BEGIN

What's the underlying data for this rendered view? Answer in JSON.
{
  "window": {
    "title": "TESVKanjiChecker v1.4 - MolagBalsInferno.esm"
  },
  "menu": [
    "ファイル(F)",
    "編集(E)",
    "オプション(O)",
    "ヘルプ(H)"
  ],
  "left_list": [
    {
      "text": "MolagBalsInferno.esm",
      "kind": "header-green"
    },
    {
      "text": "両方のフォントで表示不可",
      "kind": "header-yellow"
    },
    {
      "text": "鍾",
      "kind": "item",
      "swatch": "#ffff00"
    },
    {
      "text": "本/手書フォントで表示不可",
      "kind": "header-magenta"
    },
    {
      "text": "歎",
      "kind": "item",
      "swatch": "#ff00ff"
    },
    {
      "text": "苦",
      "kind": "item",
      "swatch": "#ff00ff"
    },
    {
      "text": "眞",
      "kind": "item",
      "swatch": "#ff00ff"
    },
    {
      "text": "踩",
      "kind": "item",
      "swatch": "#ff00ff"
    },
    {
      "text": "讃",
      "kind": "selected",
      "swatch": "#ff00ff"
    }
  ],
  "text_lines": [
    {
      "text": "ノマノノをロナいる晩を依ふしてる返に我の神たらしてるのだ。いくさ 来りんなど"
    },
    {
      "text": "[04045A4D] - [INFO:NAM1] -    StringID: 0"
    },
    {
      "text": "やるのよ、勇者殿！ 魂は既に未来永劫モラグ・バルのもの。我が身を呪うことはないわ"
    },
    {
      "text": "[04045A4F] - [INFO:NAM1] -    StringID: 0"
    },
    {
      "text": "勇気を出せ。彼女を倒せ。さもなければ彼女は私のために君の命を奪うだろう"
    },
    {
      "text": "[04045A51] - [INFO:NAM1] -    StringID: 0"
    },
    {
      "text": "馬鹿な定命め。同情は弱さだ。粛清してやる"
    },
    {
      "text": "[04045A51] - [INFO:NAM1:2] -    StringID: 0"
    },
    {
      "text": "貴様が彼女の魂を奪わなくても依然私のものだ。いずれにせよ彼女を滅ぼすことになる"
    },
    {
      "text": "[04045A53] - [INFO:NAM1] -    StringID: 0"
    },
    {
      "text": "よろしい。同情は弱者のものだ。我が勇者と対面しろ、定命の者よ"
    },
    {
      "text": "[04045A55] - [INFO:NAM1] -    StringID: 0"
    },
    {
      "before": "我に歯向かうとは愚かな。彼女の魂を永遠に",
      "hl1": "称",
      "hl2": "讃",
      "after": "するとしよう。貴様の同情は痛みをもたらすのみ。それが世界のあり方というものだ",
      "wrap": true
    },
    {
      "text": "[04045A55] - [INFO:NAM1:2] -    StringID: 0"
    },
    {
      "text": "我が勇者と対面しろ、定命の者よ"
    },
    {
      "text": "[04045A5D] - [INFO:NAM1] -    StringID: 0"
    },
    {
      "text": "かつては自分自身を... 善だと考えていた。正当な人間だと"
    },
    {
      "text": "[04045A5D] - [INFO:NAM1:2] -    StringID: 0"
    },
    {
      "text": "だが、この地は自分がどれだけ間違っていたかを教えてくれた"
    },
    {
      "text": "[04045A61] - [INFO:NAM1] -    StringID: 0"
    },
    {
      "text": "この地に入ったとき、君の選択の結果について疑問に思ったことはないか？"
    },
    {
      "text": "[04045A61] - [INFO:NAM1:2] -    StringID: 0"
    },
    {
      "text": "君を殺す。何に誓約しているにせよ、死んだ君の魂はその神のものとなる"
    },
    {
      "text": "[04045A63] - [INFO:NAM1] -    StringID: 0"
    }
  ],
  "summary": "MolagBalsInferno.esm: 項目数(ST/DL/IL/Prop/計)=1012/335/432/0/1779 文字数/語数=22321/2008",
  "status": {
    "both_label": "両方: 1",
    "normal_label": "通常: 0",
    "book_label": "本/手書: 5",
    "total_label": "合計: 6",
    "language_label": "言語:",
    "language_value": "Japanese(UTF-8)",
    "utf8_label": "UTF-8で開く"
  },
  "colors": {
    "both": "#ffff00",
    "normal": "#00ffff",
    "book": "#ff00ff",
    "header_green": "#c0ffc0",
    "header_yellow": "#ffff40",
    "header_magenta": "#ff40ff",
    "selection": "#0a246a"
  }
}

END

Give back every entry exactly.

▶ _WORKED SOLUTION_
What's the underlying data for this rendered view? Answer in JSON.
{
  "window": {
    "title": "TESVKanjiChecker v1.4 - MolagBalsInferno.esm"
  },
  "menu": [
    "ファイル(F)",
    "編集(E)",
    "オプション(O)",
    "ヘルプ(H)"
  ],
  "left_list": [
    {
      "text": "MolagBalsInferno.esm",
      "kind": "header-green"
    },
    {
      "text": "両方のフォントで表示不可",
      "kind": "header-yellow"
    },
    {
      "text": "鍾",
      "kind": "item",
      "swatch": "#ffff00"
    },
    {
      "text": "本/手書フォントで表示不可",
      "kind": "header-magenta"
    },
    {
      "text": "歎",
      "kind": "item",
      "swatch": "#ff00ff"
    },
    {
      "text": "苦",
      "kind": "item",
      "swatch": "#ff00ff"
    },
    {
      "text": "眞",
      "kind": "item",
      "swatch": "#ff00ff"
    },
    {
      "text": "踩",
      "kind": "item",
      "swatch": "#ff00ff"
    },
    {
      "text": "讃",
      "kind": "selected",
      "swatch": "#ff00ff"
    }
  ],
  "text_lines": [
    {
      "text": "ノマノノをロナいる晩を依ふしてる返に我の神たらしてるのだ。いくさ 来りんなど"
    },
    {
      "text": "[04045A4D] - [INFO:NAM1] -    StringID: 0"
    },
    {
      "text": "やるのよ、勇者殿！ 魂は既に未来永劫モラグ・バルのもの。我が身を呪うことはないわ"
    },
    {
      "text": "[04045A4F] - [INFO:NAM1] -    StringID: 0"
    },
    {
      "text": "勇気を出せ。彼女を倒せ。さもなければ彼女は私のために君の命を奪うだろう"
    },
    {
      "text": "[04045A51] - [INFO:NAM1] -    StringID: 0"
    },
    {
      "text": "馬鹿な定命め。同情は弱さだ。粛清してやる"
    },
    {
      "text": "[04045A51] - [INFO:NAM1:2] -    StringID: 0"
    },
    {
      "text": "貴様が彼女の魂を奪わなくても依然私のものだ。いずれにせよ彼女を滅ぼすことになる"
    },
    {
      "text": "[04045A53] - [INFO:NAM1] -    StringID: 0"
    },
    {
      "text": "よろしい。同情は弱者のものだ。我が勇者と対面しろ、定命の者よ"
    },
    {
      "text": "[04045A55] - [INFO:NAM1] -    StringID: 0"
    },
    {
      "before": "我に歯向かうとは愚かな。彼女の魂を永遠に",
      "hl1": "称",
      "hl2": "讃",
      "after": "するとしよう。貴様の同情は痛みをもたらすのみ。それが世界のあり方というものだ",
      "wrap": true
    },
    {
      "text": "[04045A55] - [INFO:NAM1:2] -    StringID: 0"
    },
    {
      "text": "我が勇者と対面しろ、定命の者よ"
    },
    {
      "text": "[04045A5D] - [INFO:NAM1] -    StringID: 0"
    },
    {
      "text": "かつては自分自身を... 善だと考えていた。正当な人間だと"
    },
    {
      "text": "[04045A5D] - [INFO:NAM1:2] -    StringID: 0"
    },
    {
      "text": "だが、この地は自分がどれだけ間違っていたかを教えてくれた"
    },
    {
      "text": "[04045A61] - [INFO:NAM1] -    StringID: 0"
    },
    {
      "text": "この地に入ったとき、君の選択の結果について疑問に思ったことはないか？"
    },
    {
      "text": "[04045A61] - [INFO:NAM1:2] -    StringID: 0"
    },
    {
      "text": "君を殺す。何に誓約しているにせよ、死んだ君の魂はその神のものとなる"
    },
    {
      "text": "[04045A63] - [INFO:NAM1] -    StringID: 0"
    }
  ],
  "summary": "MolagBalsInferno.esm: 項目数(ST/DL/IL/Prop/計)=1012/335/432/0/1779 文字数/語数=22321/2008",
  "status": {
    "both_label": "両方: 1",
    "normal_label": "通常: 0",
    "book_label": "本/手書: 5",
    "total_label": "合計: 6",
    "language_label": "言語:",
    "language_value": "Japanese(UTF-8)",
    "utf8_label": "UTF-8で開く"
  },
  "colors": {
    "both": "#ffff00",
    "normal": "#00ffff",
    "book": "#ff00ff",
    "header_green": "#c0ffc0",
    "header_yellow": "#ffff40",
    "header_magenta": "#ff40ff",
    "selection": "#0a246a"
  }
}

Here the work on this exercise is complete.